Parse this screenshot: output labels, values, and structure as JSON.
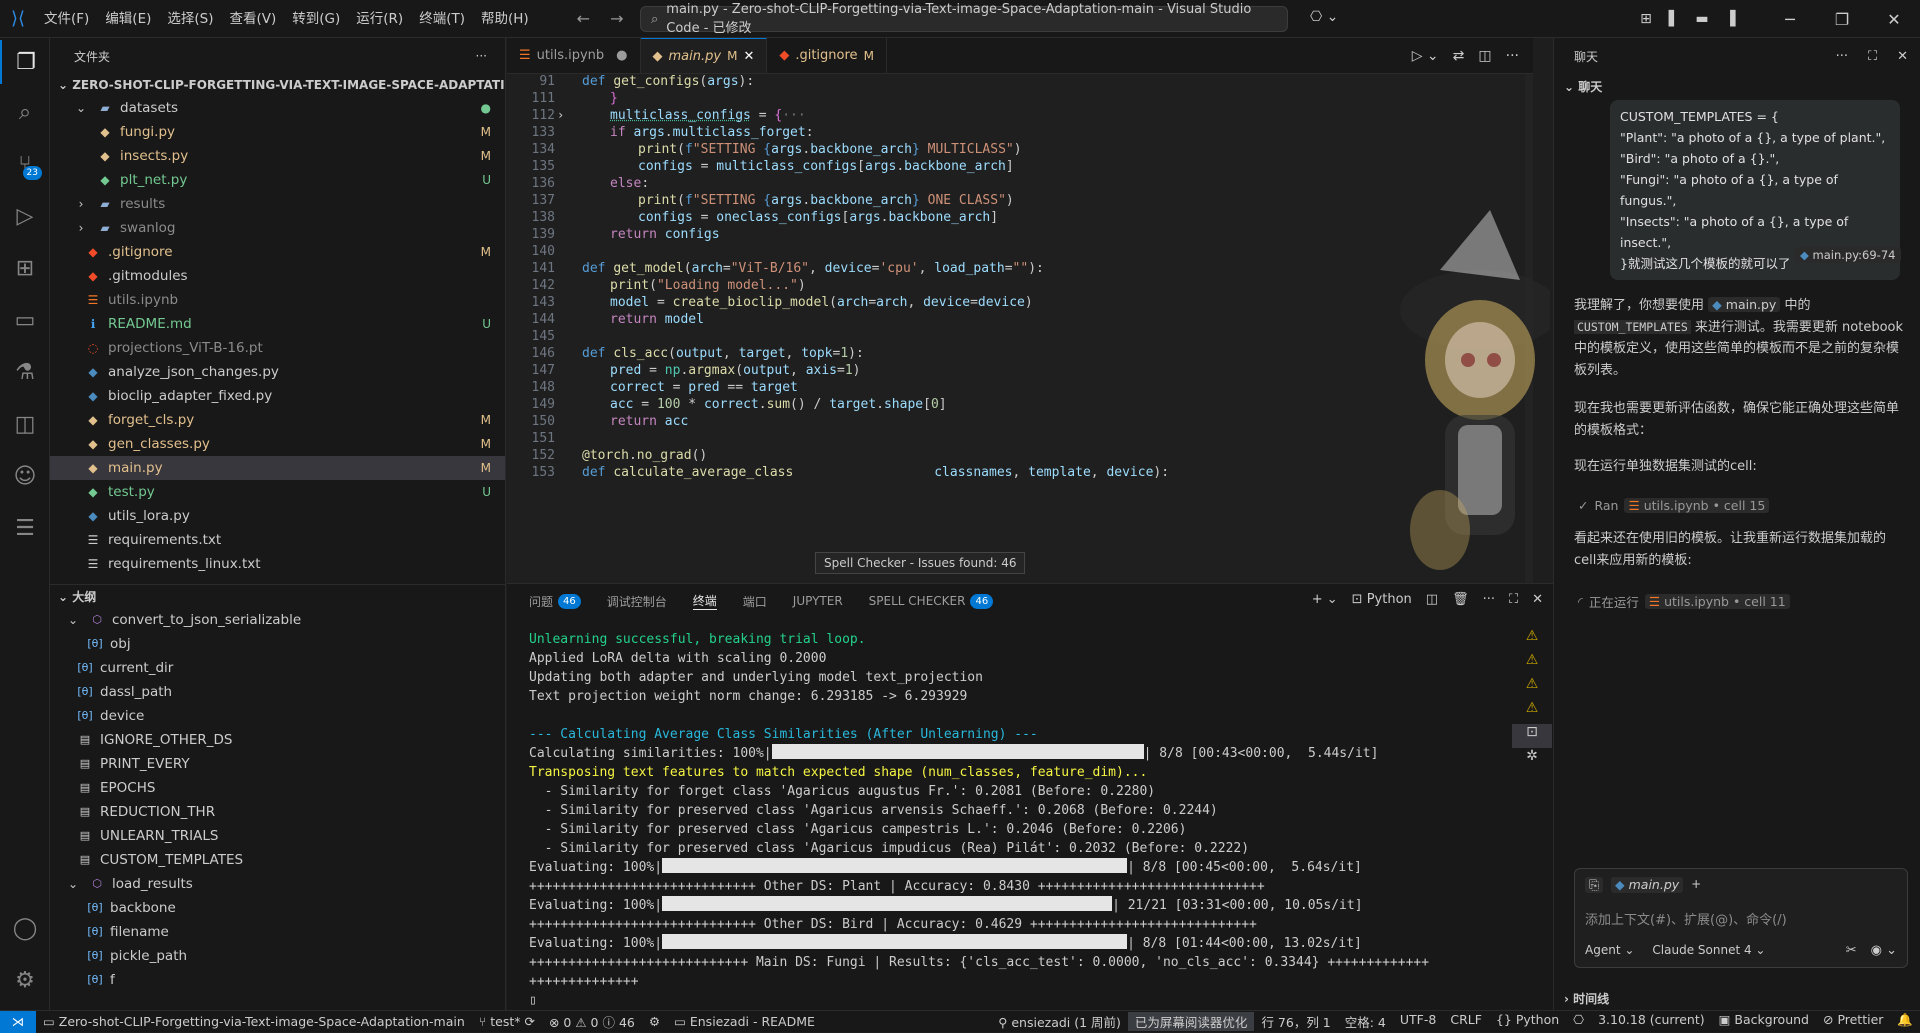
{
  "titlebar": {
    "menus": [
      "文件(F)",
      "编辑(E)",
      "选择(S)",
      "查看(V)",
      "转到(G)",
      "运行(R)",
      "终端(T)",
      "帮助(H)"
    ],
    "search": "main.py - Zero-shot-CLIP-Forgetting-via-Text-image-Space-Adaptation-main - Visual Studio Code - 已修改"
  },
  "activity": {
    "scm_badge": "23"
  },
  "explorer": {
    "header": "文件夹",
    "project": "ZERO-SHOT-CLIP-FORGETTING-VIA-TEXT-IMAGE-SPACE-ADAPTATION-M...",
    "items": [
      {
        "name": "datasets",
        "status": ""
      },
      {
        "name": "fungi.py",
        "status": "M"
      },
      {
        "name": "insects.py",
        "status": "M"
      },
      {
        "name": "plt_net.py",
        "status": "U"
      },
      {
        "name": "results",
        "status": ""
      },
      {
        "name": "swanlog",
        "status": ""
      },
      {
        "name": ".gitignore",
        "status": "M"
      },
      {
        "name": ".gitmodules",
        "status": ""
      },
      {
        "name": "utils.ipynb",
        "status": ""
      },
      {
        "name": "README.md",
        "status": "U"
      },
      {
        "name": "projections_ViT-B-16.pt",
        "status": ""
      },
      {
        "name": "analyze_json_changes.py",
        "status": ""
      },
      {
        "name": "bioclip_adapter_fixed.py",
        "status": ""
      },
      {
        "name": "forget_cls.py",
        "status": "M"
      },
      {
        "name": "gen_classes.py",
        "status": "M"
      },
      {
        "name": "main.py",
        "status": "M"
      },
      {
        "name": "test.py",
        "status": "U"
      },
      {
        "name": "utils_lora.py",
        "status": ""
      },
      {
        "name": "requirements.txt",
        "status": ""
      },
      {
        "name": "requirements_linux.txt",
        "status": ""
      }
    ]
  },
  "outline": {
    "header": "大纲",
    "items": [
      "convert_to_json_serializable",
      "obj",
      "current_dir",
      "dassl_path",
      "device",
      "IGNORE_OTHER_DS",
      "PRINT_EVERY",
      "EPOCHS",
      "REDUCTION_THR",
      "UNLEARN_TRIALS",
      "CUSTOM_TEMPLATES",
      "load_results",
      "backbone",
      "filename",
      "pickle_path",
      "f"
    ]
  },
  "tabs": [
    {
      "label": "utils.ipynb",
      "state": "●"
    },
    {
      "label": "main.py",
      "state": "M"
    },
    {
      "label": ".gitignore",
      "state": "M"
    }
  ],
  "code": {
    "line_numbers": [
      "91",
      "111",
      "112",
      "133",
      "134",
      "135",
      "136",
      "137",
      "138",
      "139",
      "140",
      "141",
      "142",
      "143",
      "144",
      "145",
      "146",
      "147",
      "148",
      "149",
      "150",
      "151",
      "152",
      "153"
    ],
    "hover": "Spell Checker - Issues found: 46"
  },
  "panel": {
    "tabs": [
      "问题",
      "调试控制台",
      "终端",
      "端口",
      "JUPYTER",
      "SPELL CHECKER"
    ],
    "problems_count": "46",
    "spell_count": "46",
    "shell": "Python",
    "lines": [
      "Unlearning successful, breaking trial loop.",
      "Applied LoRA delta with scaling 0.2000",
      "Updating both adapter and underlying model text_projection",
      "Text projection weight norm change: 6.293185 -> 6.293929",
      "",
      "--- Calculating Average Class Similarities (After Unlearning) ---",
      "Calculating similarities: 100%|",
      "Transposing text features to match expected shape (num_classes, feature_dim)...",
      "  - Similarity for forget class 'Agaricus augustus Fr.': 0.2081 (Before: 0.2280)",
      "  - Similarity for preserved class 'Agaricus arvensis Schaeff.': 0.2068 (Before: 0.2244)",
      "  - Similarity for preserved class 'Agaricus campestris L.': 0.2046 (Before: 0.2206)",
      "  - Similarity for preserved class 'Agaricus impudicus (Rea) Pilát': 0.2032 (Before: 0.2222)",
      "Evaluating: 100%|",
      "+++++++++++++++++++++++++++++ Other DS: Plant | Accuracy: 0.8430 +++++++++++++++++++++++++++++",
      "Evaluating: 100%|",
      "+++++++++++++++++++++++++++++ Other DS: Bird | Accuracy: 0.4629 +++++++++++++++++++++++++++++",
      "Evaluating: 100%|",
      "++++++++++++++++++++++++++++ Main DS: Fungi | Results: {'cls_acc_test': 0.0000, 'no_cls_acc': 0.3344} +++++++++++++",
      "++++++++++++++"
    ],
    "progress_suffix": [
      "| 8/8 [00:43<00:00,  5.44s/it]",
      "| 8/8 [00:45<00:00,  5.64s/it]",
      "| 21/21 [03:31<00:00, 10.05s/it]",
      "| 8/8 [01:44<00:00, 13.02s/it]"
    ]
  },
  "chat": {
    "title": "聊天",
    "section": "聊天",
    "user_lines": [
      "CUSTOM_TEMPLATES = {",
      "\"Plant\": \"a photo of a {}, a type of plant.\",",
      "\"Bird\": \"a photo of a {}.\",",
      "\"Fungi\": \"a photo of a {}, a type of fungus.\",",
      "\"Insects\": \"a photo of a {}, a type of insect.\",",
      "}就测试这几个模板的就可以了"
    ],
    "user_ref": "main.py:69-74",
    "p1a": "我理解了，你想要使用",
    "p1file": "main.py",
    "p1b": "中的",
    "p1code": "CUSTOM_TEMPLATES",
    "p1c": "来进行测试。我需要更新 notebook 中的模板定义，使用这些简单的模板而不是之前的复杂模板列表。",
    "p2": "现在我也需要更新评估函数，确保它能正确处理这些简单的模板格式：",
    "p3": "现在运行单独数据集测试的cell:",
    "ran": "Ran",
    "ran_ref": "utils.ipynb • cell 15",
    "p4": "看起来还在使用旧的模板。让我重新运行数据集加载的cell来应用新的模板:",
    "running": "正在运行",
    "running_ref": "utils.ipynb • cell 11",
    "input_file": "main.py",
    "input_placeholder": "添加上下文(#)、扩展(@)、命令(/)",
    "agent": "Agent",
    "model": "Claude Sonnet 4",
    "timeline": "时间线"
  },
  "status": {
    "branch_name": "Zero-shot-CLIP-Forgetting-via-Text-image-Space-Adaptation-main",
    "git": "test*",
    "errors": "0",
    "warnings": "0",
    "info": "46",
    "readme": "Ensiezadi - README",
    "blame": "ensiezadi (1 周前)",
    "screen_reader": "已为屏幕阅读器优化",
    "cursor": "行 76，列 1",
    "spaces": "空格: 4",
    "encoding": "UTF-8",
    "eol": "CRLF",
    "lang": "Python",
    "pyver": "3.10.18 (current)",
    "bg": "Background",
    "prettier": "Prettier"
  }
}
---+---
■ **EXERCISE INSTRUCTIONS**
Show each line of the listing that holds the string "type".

■ **EXERCISE RESPONSE**
      "\"Plant\": \"a photo of a {}, a type of plant.\",",
      "\"Fungi\": \"a photo of a {}, a type of fungus.\",",
      "\"Insects\": \"a photo of a {}, a type of insect.\",",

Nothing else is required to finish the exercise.